Where context is Jimmy Key.
Well, here is the deal. There ARE some pitchers who are true .280 pitchers. And some that are even true .275 pitchers. And possibly even .270 pitchers. We already told you that when we told you that the SD of BABIP true talent among MLB pitchers was 7 points! That means by definition that there likely are some of these pitchers in existence (not necessarily at the present time of course). It is just that we don’t know who they are! And there are so few of them, as compared to the many, many more who are near average, that if we find a pitcher who posts a low BABIP in 1 or even 2 or 3 seasons, it is much more likely that he is near average and got lucky than he is a true low BABIP guy. So we just automatically assume that he is somewhere in between, but much closer to average.
Even though we might call him a .293 pitcher (say, .270 heavily regressed toward .300), what we really mean is that there is a 20% chance he is a .300 pitcher who got lucky, 15% chance he is a .299 pitcher who got lucky, a 10% chance he is a .298 pitcher who got lucky….all the way down to a 1% chance he is a true .280 pitcher, and a .1% chance he is a true .270 pitcher, exactly equal to his sample BABIP.”

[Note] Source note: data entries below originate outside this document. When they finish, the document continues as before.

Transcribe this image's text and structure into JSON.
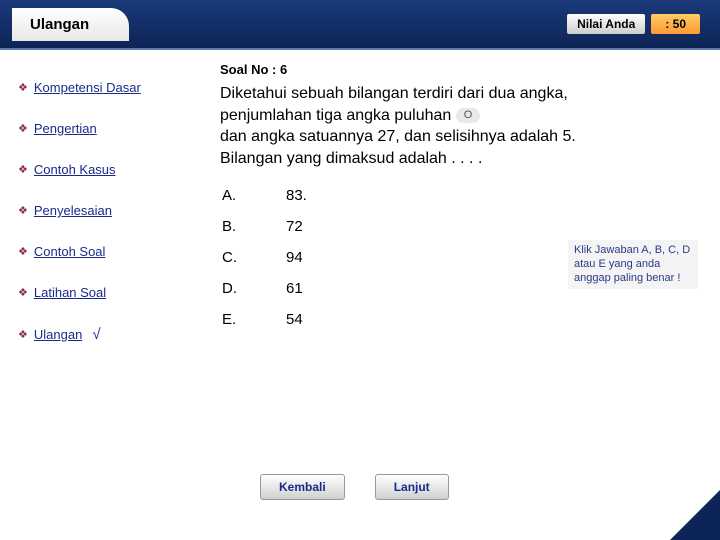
{
  "header": {
    "tab": "Ulangan",
    "score_label": "Nilai Anda",
    "score_value": ": 50"
  },
  "sidebar": {
    "items": [
      {
        "label": "Kompetensi Dasar"
      },
      {
        "label": "Pengertian"
      },
      {
        "label": "Contoh Kasus"
      },
      {
        "label": "Penyelesaian"
      },
      {
        "label": "Contoh Soal"
      },
      {
        "label": "Latihan Soal"
      },
      {
        "label": "Ulangan",
        "checked": true
      }
    ]
  },
  "main": {
    "soal_no": "Soal No : 6",
    "question_l1": "Diketahui sebuah bilangan terdiri dari dua angka,",
    "question_l2a": "penjumlahan tiga angka puluhan",
    "question_inline": "O",
    "question_l3": "dan angka satuannya 27, dan selisihnya adalah 5.",
    "question_l4": "Bilangan yang dimaksud adalah . . . .",
    "options": [
      {
        "letter": "A.",
        "value": "83."
      },
      {
        "letter": "B.",
        "value": "72"
      },
      {
        "letter": "C.",
        "value": "94"
      },
      {
        "letter": "D.",
        "value": "61"
      },
      {
        "letter": "E.",
        "value": "54"
      }
    ],
    "hint": "Klik Jawaban A, B, C, D atau E yang anda anggap paling benar !",
    "back": "Kembali",
    "next": "Lanjut"
  }
}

So yes, he could be another Mo Rivera, who is likely 2 or 3 SD’s from the mean in BABIP. But we simply don’t know that yet until we have 15 or 20 years from the guy at a .270 or .280 clip, and even then we are not 100% sure what he is. At that point, the numbers will change to, “20% chance he is a .275 pitcher, 15% chance he is a .280 pitcher who got lucky, 10% a .285 pitcher who got lucky, etc.”